Five months after the massacre took place, the Connecticut General Assembly also secretly drafted a bill to withhold records from the public regarding the police investigation of the event.
“Do exactly what I say, and we’ll get along fine. Do not question me or talk back in any way. You do not have the right to object to anything I may say or ask you to do, or ask for clarification if my demands are unclear or contradictory. You must obey me under all circumstances without hesitation, no matter how arbitrary, unreasonable, discriminatory, or blatantly racist my commands may be. Anything other than immediate perfect servile compliance will be labeled as resisting arrest, and expose you to the possibility of a violent reaction from me. That reaction could cause you severe injury or even death. And I will suffer no consequences. It’s your choice: Comply, or die.”— “‘Comply or Die’ policing must stop,” Daily KOS
And Americans of every age and skin color are being taught the painful lesson that the only truly compliant, submissive and obedient citizen in a police state is a dead one.

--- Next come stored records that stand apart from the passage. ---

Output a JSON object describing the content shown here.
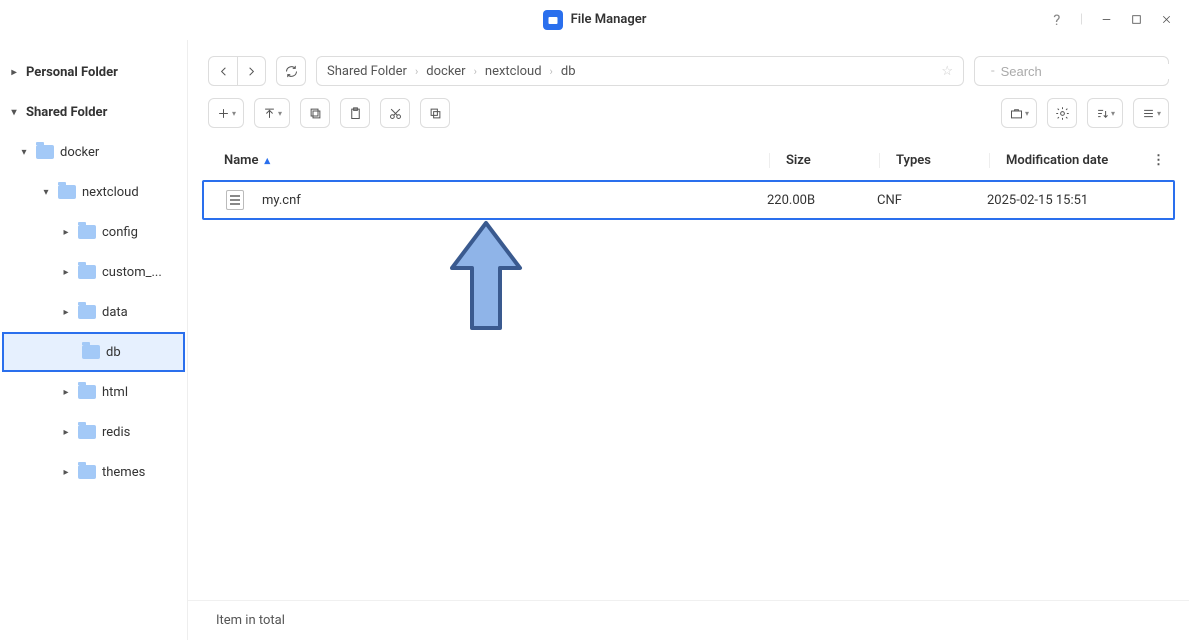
{
  "app": {
    "title": "File Manager"
  },
  "sidebar": {
    "personal": "Personal Folder",
    "shared": "Shared Folder",
    "tree": {
      "docker": "docker",
      "nextcloud": "nextcloud",
      "children": {
        "config": "config",
        "custom": "custom_...",
        "data": "data",
        "db": "db",
        "html": "html",
        "redis": "redis",
        "themes": "themes"
      }
    }
  },
  "breadcrumb": {
    "c0": "Shared Folder",
    "c1": "docker",
    "c2": "nextcloud",
    "c3": "db"
  },
  "search": {
    "placeholder": "Search"
  },
  "columns": {
    "name": "Name",
    "size": "Size",
    "types": "Types",
    "date": "Modification date"
  },
  "files": [
    {
      "name": "my.cnf",
      "size": "220.00B",
      "types": "CNF",
      "date": "2025-02-15 15:51"
    }
  ],
  "status": "Item in total"
}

It doesn’t matter where you live—big city or small town—it’s the same scenario being played out over and over again in which government agents, hyped up on their own authority and the power of their uniform, ride roughshod over the rights of the citizenry. In turn, Americans are being brainwashed into believing that anyone who wears a government uniform—soldier, police officer, prison guard—must be obeyed without question.
Just look at us. Everything is backwards. Everything is upside down. Doctors destroy health, lawyers destroy justice, universities destroy knowledge, governments destroy freedom, the major media destroy information, and religion destroys spirituality.
The United States has been declared under martial law. All constitutional rights have been suspended. Anyone interfering with the collection of urine samples will be shot. Anyone failing to attend morning school prayer will be shot. The number one enemy of progress is questions. National security is more important than individual rights. Sports broadcasts will proceed as scheduled. Shut up, be happy, obey all orders without question. At last everything is done for you.